11. Strategic health authorities have been
required to investigate cases where individuals may have been
inappropriately denied fully funded NHS continuing care since
1996. Where investigations have revealed that care should have
been provided the NHS has been recompensing individuals for the
cost of that care. This process has formed part of the Department's
response to the Health Service Ombudsman's report into long term
care, which was published in February 2003.
12. The review of past funding decisions
has in many cases concerned individuals who are now deceased.
Where individuals are living the assessment has also meant that
individuals future care needs (as well as funding) have been addressed.
13. The number and complex nature of cases
that arose, further complicated in many cases by the difficulty
of obtaining the relevant documentation for deceased patients,
or care home records which date back a considerable number of
years, has meant that there was initially a backlog of cases.
14. The Department has been working with
SHAs with a low rate of completion to ensure that they have processes
in place to complete cases swiftly and thoroughly.
15. The Department is only aware of one
SHA where cases which were lodged before April 2004 have not been
completed, and dates for the completion of these cases have been
scheduled with the families concerned.
16. The NHS is committed to completing investigations
as accurately and thoroughly as possible, and is striving to meet
the aim of completing new requests within two months of the receipt
of all the relevant documentation.
17. Having developed the core of the framework,
there needs to be a successful implementation of the criteria,
tools, guidance and guidelines.

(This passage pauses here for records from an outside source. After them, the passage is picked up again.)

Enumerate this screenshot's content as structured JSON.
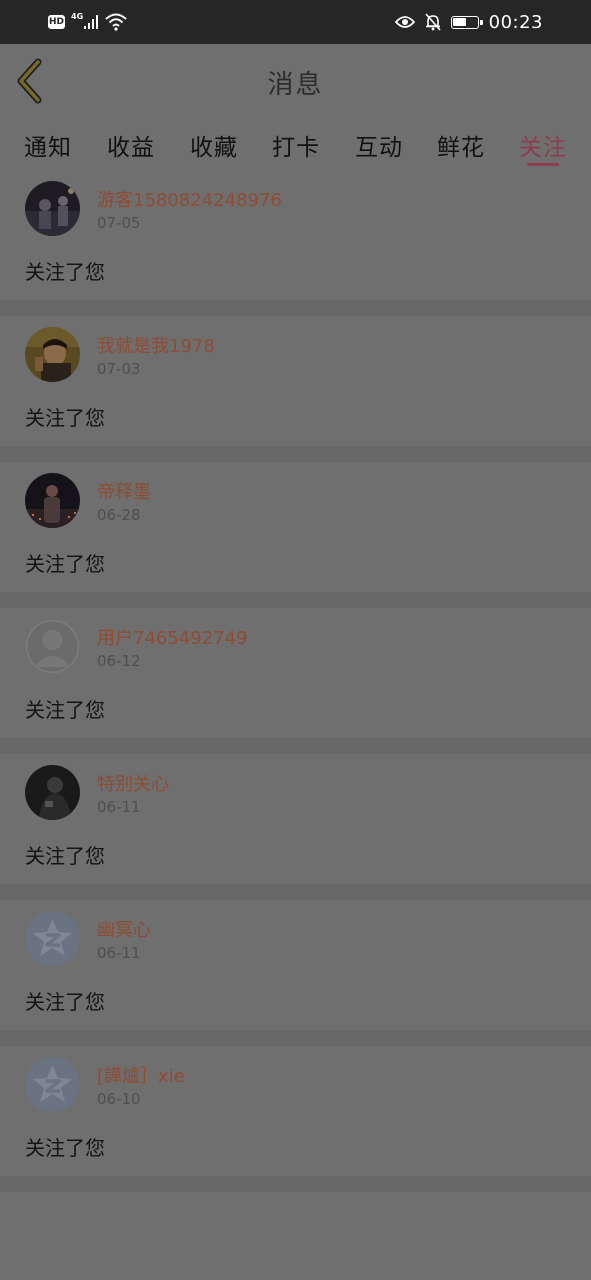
{
  "status_bar": {
    "hd_label": "HD",
    "network_label": "4G",
    "time": "00:23",
    "battery_level": 0.6
  },
  "header": {
    "title": "消息"
  },
  "tabs": [
    {
      "label": "通知",
      "active": false
    },
    {
      "label": "收益",
      "active": false
    },
    {
      "label": "收藏",
      "active": false
    },
    {
      "label": "打卡",
      "active": false
    },
    {
      "label": "互动",
      "active": false
    },
    {
      "label": "鲜花",
      "active": false
    },
    {
      "label": "关注",
      "active": true
    }
  ],
  "colors": {
    "accent": "#8f3c50",
    "username": "#8f4c33"
  },
  "notifications": [
    {
      "username": "游客1580824248976",
      "date": "07-05",
      "message": "关注了您",
      "avatar": "photo-night-people"
    },
    {
      "username": "我就是我1978",
      "date": "07-03",
      "message": "关注了您",
      "avatar": "photo-portrait-man"
    },
    {
      "username": "帝释墨",
      "date": "06-28",
      "message": "关注了您",
      "avatar": "photo-night-city"
    },
    {
      "username": "用户7465492749",
      "date": "06-12",
      "message": "关注了您",
      "avatar": "default-person-icon"
    },
    {
      "username": "特别关心",
      "date": "06-11",
      "message": "关注了您",
      "avatar": "photo-dark-figure"
    },
    {
      "username": "幽冥心",
      "date": "06-11",
      "message": "关注了您",
      "avatar": "qq-star-icon"
    },
    {
      "username": "[譁爐］xie",
      "date": "06-10",
      "message": "关注了您",
      "avatar": "qq-star-icon"
    }
  ]
}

Attention will need to be focused
on training, and a work group has been set up to look at the issues
of training and public awareness.
18. The Department is considering a range
of options which will improve the application of the policy at
a local level, including developing and endorsing packages of
training for front line assessors and practitioners.
19. The Department is looking forward to
the outcome of this inquiry, which will provide useful information
for this initiative.